Happy Wednesday evening and last day of the Twilio x Dev Hackathon! I hope you are all doing well. It has been great to spend the month of April working with Twilio and Google sheets on this project in order to capture SMS data from a survey.
For those who may not have seen the other posts in this series, you can view them above. The first post began as the initial start of the project in Tracking Migraines with SMS which is just an introductory post.
The setup of Google Sheets is discussed in Setting up Python to Connect to Google Sheets where I talked about API Errors due to scope along with path issues with PyTest.
My first experience with Flask is talked about in the post What I Learned using Flask for the First Time in which I discussed port issues, data types, casting data types, and Flask sessions. This section also details issues with getting to the next question in the survey.
The final integration of Google Sheets and Twilio is discussed in Integrating Twilio with Google Sheets. This post discusses clearing results in a list, and data import issues with Google Sheets appending single quotes at the start of numbers and dates.
With all of that said, todays post will focus on the wrap up of the Twilio x Dev Hackathon, along with a walk through and discussion of the application flow through the functions in
For a quick recap on the project concept, I spend time logging migraines for the doctors office but don't remember the format she wanted, or the details she found important. This application was created as a way to request a survey for a migraine, quickly fill out the details, and log the data for later use at the doctors appointment.
Below is a list of commonly asked questions relating to migraines:
- In a scale of 1-10, how would you rate your migraine?
- Where is your migraine located today?
- How long did your migraine last (in hours)?
- What medication did you take to treat the migraine?
- Has anything changed? Is anything out of the ordinary? Do you have any other notes to add?
During this hackathon, I focused on two categories: Engaging Engagements and Interesting Integrations.
Engaging Engagements looked at developing applications that a company could implement to better engage with their customers or to manage their business. An application of this type could be utilized by doctors offices in order to collect data commonly needed during patient visits or to have patients collect their own data for use in their visits.
Interesting Integrations focused on the integration of the Twilio API with at least one other API. This application integrated Twilio with the Google Sheets API in order to log data in an easy to access format.
Filled out Twilio CodeExchange Agreement: ✔️
Agreed to the Competition's Terms: ✔️
To clone the code, please visit the GitHub project Migraine Tracking.
The first route that is reached when the application receives an SMS is the
/sms route that calls the function
sms_survey(). This function looks to see if a question ID comes in and in the session, the function will redirect to the
Before a question ID will come in, the function will first default to collecting the Twilio number, the users number, and the date.
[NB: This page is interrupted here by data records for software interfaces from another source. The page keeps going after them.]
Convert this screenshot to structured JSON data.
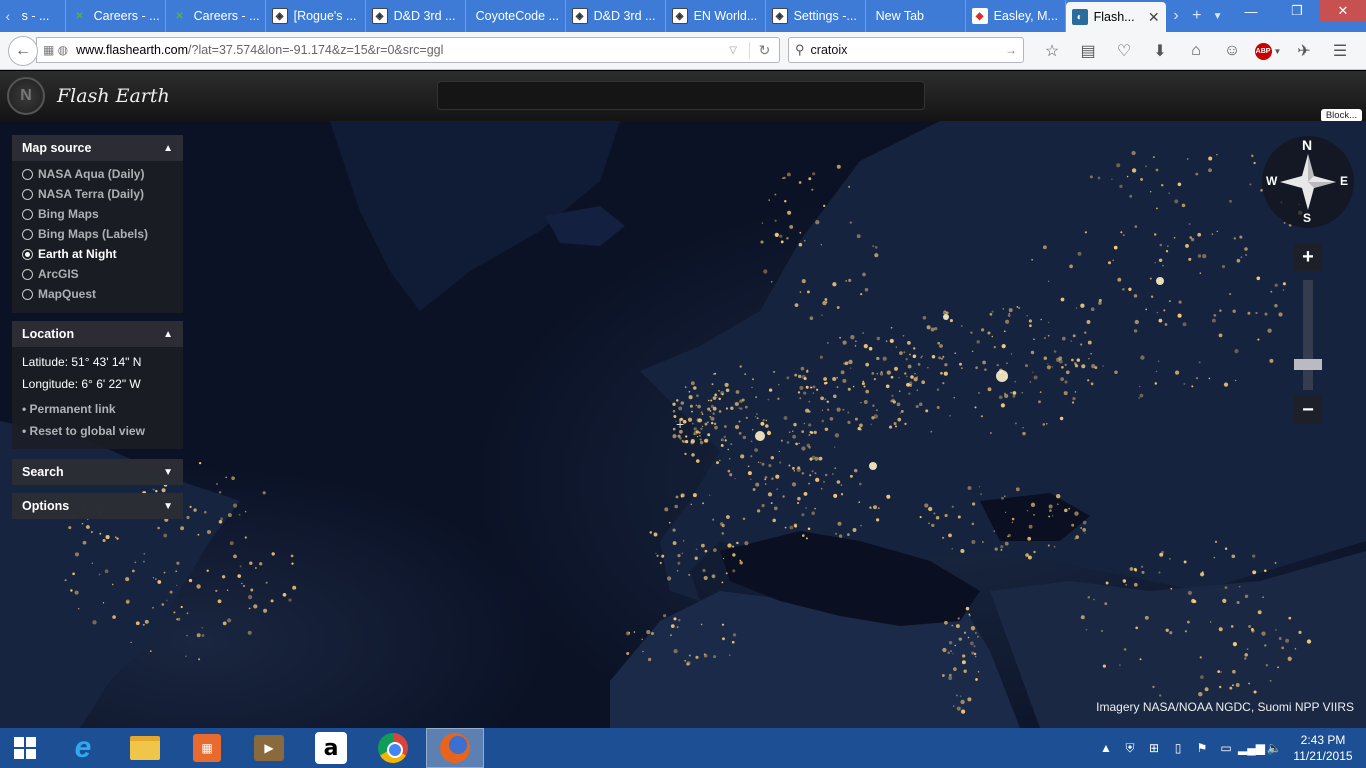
{
  "browser": {
    "tabs": [
      {
        "label": "s - ...",
        "favicon": "generic-page-icon"
      },
      {
        "label": "Careers - ...",
        "favicon": "xing-icon"
      },
      {
        "label": "Careers - ...",
        "favicon": "xing-icon"
      },
      {
        "label": "[Rogue's ...",
        "favicon": "dnd-icon"
      },
      {
        "label": "D&D 3rd ...",
        "favicon": "dnd-icon"
      },
      {
        "label": "CoyoteCode ...",
        "favicon": "none"
      },
      {
        "label": "D&D 3rd ...",
        "favicon": "dnd-icon"
      },
      {
        "label": "EN World...",
        "favicon": "dnd-icon"
      },
      {
        "label": "Settings -...",
        "favicon": "dnd-icon"
      },
      {
        "label": "New Tab",
        "favicon": "none"
      },
      {
        "label": "Easley, M...",
        "favicon": "maps-icon"
      }
    ],
    "active_tab": {
      "label": "Flash...",
      "favicon": "flash-earth-icon"
    },
    "url_host": "www.flashearth.com",
    "url_rest": "/?lat=37.574&lon=-91.174&z=15&r=0&src=ggl",
    "search_value": "cratoix"
  },
  "app": {
    "title": "Flash Earth",
    "block_label": "Block..."
  },
  "panels": {
    "map_source": {
      "title": "Map source",
      "options": [
        "NASA Aqua (Daily)",
        "NASA Terra (Daily)",
        "Bing Maps",
        "Bing Maps (Labels)",
        "Earth at Night",
        "ArcGIS",
        "MapQuest"
      ],
      "selected": "Earth at Night"
    },
    "location": {
      "title": "Location",
      "latitude": "Latitude: 51° 43' 14\" N",
      "longitude": "Longitude: 6° 6' 22\" W",
      "permanent_link": "Permanent link",
      "reset": "Reset to global view"
    },
    "search": {
      "title": "Search"
    },
    "options": {
      "title": "Options"
    }
  },
  "compass": {
    "n": "N",
    "e": "E",
    "s": "S",
    "w": "W"
  },
  "zoom": {
    "plus": "+",
    "minus": "−",
    "level": 0.2
  },
  "attribution": "Imagery NASA/NOAA NGDC, Suomi NPP VIIRS",
  "taskbar": {
    "apps": [
      "internet-explorer-icon",
      "file-explorer-icon",
      "calendar-app-icon",
      "video-app-icon",
      "amazon-icon",
      "chrome-icon",
      "firefox-icon"
    ],
    "time": "2:43 PM",
    "date": "11/21/2015"
  },
  "colors": {
    "tabstrip": "#3e7bd6",
    "taskbar": "#1d4f94",
    "city_lights": "#ffd27a",
    "ocean": "#0b1226"
  }
}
Note: These were hidden in the demo data output in Google Sheets. These values are appended to the collected data list and then the a welcome message will be displayed to the user through the
welcome_user() function. After displaying the welcome message, the user is redirected to the first question in the survey.
welcome_user(), seen below, will return a brief message to the user. Then the user is directed to the
/question/<question_id> route takes in the question ID and tells the application which question it should respond back to the user with. Using the question ID, we pass the ID into the
parseJson pulls out the first question and its type. The question ID is stored into a session variable called
question_id to be used as the application looks for the next question or the end of the survey. Once that has been captured, the
sms_twiml() function is called with question and type.
This function responds with the message and type of data to ask the user for. The three types of data asked for in this survey are text, hours, or a numeric number from 1 to 10.
After the user has answered the question, the application will redirect to the
/answer/<question_id> route. This route first iterates to the next question ID which is used to grab data collected from the
parseJson object. Then, the user entered data for the previous question is extracted and appended to the
extract_content() returns either text for text elements or numeric digits for hours and numeric answers. If data is available for the next question, the survey will continue by redirecting to the
/question/<question_id> route, otherwise the survey will end and display a goodbye message through the use of the
redirect_twiml() redirects the survey to the
/question/<question_id> route to allow the user to view and answer the next question, repeating the process until all questions have been answered.
goodbye_twiml() function ends the survey, appending all the data collected into the Google Sheet using the
spreadsheet object. After a goodbye message is displayed to the user, the data collected is cleared from the
data_collected list and the session variable for
question_id is cleared.
And that is the overall flow of the code from first question to last.
Thank you for following along this past month as all of the pieces have come together to log the data into the Google sheet from the SMS survey.
Thank you to all those who put together this hackathon and participated in it. Have a Happy May!